- What you have to do: A faithful copy is needed. Set down all of the data below exactly.

[[ Records for processing, beginning ]]

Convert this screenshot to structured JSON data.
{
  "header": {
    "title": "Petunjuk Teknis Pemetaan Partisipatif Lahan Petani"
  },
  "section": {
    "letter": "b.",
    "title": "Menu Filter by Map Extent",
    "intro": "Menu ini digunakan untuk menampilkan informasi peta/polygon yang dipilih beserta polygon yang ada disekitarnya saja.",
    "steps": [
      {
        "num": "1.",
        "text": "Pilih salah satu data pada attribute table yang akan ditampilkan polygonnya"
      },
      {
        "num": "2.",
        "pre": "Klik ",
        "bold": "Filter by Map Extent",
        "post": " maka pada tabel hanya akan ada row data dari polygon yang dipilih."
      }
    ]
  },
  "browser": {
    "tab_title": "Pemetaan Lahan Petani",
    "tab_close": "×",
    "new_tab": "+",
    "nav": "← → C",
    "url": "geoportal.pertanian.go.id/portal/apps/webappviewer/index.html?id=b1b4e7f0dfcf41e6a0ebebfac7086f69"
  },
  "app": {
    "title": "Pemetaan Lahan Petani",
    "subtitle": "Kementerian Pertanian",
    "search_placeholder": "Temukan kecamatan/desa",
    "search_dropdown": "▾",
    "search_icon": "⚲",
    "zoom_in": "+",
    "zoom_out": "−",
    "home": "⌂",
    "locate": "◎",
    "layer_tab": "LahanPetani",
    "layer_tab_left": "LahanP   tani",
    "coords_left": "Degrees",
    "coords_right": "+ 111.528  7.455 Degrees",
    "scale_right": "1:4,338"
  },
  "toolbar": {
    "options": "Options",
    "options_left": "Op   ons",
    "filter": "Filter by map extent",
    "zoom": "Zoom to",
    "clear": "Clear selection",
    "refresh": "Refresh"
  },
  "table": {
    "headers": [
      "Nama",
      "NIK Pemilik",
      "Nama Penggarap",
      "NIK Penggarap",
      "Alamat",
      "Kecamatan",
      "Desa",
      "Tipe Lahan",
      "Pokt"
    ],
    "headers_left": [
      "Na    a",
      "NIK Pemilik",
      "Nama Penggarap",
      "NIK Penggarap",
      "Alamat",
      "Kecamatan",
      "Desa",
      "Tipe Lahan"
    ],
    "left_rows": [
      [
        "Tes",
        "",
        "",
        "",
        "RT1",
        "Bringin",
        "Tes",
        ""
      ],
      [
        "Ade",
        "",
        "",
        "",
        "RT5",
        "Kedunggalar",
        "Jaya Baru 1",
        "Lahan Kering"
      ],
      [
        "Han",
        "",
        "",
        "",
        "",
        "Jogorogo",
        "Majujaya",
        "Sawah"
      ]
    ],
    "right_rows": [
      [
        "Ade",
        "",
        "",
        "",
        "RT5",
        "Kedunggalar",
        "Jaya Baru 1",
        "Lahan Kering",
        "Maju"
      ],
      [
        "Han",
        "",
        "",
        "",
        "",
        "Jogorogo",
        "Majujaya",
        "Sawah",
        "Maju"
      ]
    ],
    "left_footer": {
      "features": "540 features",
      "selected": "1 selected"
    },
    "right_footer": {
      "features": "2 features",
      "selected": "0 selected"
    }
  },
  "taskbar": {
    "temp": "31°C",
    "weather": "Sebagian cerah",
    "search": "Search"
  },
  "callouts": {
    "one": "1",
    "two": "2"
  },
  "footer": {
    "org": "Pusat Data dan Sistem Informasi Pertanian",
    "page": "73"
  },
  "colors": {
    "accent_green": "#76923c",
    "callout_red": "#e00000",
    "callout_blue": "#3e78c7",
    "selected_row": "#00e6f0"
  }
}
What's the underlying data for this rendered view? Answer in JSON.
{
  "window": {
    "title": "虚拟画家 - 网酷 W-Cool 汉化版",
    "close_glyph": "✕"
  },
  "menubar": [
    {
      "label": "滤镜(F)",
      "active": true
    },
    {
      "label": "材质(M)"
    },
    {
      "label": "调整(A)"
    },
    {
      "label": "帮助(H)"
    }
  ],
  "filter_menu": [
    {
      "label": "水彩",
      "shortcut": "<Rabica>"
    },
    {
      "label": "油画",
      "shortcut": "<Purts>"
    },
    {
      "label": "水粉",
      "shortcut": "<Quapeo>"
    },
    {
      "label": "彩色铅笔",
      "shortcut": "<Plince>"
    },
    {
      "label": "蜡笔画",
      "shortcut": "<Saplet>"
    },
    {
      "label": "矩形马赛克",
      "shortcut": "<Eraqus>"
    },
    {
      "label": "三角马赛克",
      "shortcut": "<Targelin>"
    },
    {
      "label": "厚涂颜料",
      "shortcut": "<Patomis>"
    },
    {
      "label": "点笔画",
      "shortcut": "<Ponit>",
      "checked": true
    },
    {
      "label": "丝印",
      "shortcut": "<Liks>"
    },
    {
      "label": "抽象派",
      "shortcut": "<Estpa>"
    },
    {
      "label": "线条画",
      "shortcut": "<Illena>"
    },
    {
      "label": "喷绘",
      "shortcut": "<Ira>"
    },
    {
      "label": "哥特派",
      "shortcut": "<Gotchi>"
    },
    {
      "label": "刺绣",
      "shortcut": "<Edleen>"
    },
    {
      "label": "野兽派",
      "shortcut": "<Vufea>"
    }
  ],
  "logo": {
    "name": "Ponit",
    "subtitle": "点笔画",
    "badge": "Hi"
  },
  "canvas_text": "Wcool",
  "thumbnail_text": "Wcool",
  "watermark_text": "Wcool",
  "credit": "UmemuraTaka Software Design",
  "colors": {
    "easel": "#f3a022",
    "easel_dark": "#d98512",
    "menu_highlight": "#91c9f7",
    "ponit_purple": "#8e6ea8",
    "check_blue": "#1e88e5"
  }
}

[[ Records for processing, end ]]

- Response to the exercise:
Convert this screenshot to structured JSON data.
{
  "header": {
    "title": "Petunjuk Teknis Pemetaan Partisipatif Lahan Petani"
  },
  "section": {
    "letter": "b.",
    "title": "Menu Filter by Map Extent",
    "intro": "Menu ini digunakan untuk menampilkan informasi peta/polygon yang dipilih beserta polygon yang ada disekitarnya saja.",
    "steps": [
      {
        "num": "1.",
        "text": "Pilih salah satu data pada attribute table yang akan ditampilkan polygonnya"
      },
      {
        "num": "2.",
        "pre": "Klik ",
        "bold": "Filter by Map Extent",
        "post": " maka pada tabel hanya akan ada row data dari polygon yang dipilih."
      }
    ]
  },
  "browser": {
    "tab_title": "Pemetaan Lahan Petani",
    "tab_close": "×",
    "new_tab": "+",
    "nav": "← → C",
    "url": "geoportal.pertanian.go.id/portal/apps/webappviewer/index.html?id=b1b4e7f0dfcf41e6a0ebebfac7086f69"
  },
  "app": {
    "title": "Pemetaan Lahan Petani",
    "subtitle": "Kementerian Pertanian",
    "search_placeholder": "Temukan kecamatan/desa",
    "search_dropdown": "▾",
    "search_icon": "⚲",
    "zoom_in": "+",
    "zoom_out": "−",
    "home": "⌂",
    "locate": "◎",
    "layer_tab": "LahanPetani",
    "layer_tab_left": "LahanP   tani",
    "coords_left": "Degrees",
    "coords_right": "+ 111.528  7.455 Degrees",
    "scale_right": "1:4,338"
  },
  "toolbar": {
    "options": "Options",
    "options_left": "Op   ons",
    "filter": "Filter by map extent",
    "zoom": "Zoom to",
    "clear": "Clear selection",
    "refresh": "Refresh"
  },
  "table": {
    "headers": [
      "Nama",
      "NIK Pemilik",
      "Nama Penggarap",
      "NIK Penggarap",
      "Alamat",
      "Kecamatan",
      "Desa",
      "Tipe Lahan",
      "Pokt"
    ],
    "headers_left": [
      "Na    a",
      "NIK Pemilik",
      "Nama Penggarap",
      "NIK Penggarap",
      "Alamat",
      "Kecamatan",
      "Desa",
      "Tipe Lahan"
    ],
    "left_rows": [
      [
        "Tes",
        "",
        "",
        "",
        "RT1",
        "Bringin",
        "Tes",
        ""
      ],
      [
        "Ade",
        "",
        "",
        "",
        "RT5",
        "Kedunggalar",
        "Jaya Baru 1",
        "Lahan Kering"
      ],
      [
        "Han",
        "",
        "",
        "",
        "",
        "Jogorogo",
        "Majujaya",
        "Sawah"
      ]
    ],
    "right_rows": [
      [
        "Ade",
        "",
        "",
        "",
        "RT5",
        "Kedunggalar",
        "Jaya Baru 1",
        "Lahan Kering",
        "Maju"
      ],
      [
        "Han",
        "",
        "",
        "",
        "",
        "Jogorogo",
        "Majujaya",
        "Sawah",
        "Maju"
      ]
    ],
    "left_footer": {
      "features": "540 features",
      "selected": "1 selected"
    },
    "right_footer": {
      "features": "2 features",
      "selected": "0 selected"
    }
  },
  "taskbar": {
    "temp": "31°C",
    "weather": "Sebagian cerah",
    "search": "Search"
  },
  "callouts": {
    "one": "1",
    "two": "2"
  },
  "footer": {
    "org": "Pusat Data dan Sistem Informasi Pertanian",
    "page": "73"
  },
  "colors": {
    "accent_green": "#76923c",
    "callout_red": "#e00000",
    "callout_blue": "#3e78c7",
    "selected_row": "#00e6f0"
  }
}
What's the underlying data for this rendered view? Answer in JSON.
{
  "window": {
    "title": "虚拟画家 - 网酷 W-Cool 汉化版",
    "close_glyph": "✕"
  },
  "menubar": [
    {
      "label": "滤镜(F)",
      "active": true
    },
    {
      "label": "材质(M)"
    },
    {
      "label": "调整(A)"
    },
    {
      "label": "帮助(H)"
    }
  ],
  "filter_menu": [
    {
      "label": "水彩",
      "shortcut": "<Rabica>"
    },
    {
      "label": "油画",
      "shortcut": "<Purts>"
    },
    {
      "label": "水粉",
      "shortcut": "<Quapeo>"
    },
    {
      "label": "彩色铅笔",
      "shortcut": "<Plince>"
    },
    {
      "label": "蜡笔画",
      "shortcut": "<Saplet>"
    },
    {
      "label": "矩形马赛克",
      "shortcut": "<Eraqus>"
    },
    {
      "label": "三角马赛克",
      "shortcut": "<Targelin>"
    },
    {
      "label": "厚涂颜料",
      "shortcut": "<Patomis>"
    },
    {
      "label": "点笔画",
      "shortcut": "<Ponit>",
      "checked": true
    },
    {
      "label": "丝印",
      "shortcut": "<Liks>"
    },
    {
      "label": "抽象派",
      "shortcut": "<Estpa>"
    },
    {
      "label": "线条画",
      "shortcut": "<Illena>"
    },
    {
      "label": "喷绘",
      "shortcut": "<Ira>"
    },
    {
      "label": "哥特派",
      "shortcut": "<Gotchi>"
    },
    {
      "label": "刺绣",
      "shortcut": "<Edleen>"
    },
    {
      "label": "野兽派",
      "shortcut": "<Vufea>"
    }
  ],
  "logo": {
    "name": "Ponit",
    "subtitle": "点笔画",
    "badge": "Hi"
  },
  "canvas_text": "Wcool",
  "thumbnail_text": "Wcool",
  "watermark_text": "Wcool",
  "credit": "UmemuraTaka Software Design",
  "colors": {
    "easel": "#f3a022",
    "easel_dark": "#d98512",
    "menu_highlight": "#91c9f7",
    "ponit_purple": "#8e6ea8",
    "check_blue": "#1e88e5"
  }
}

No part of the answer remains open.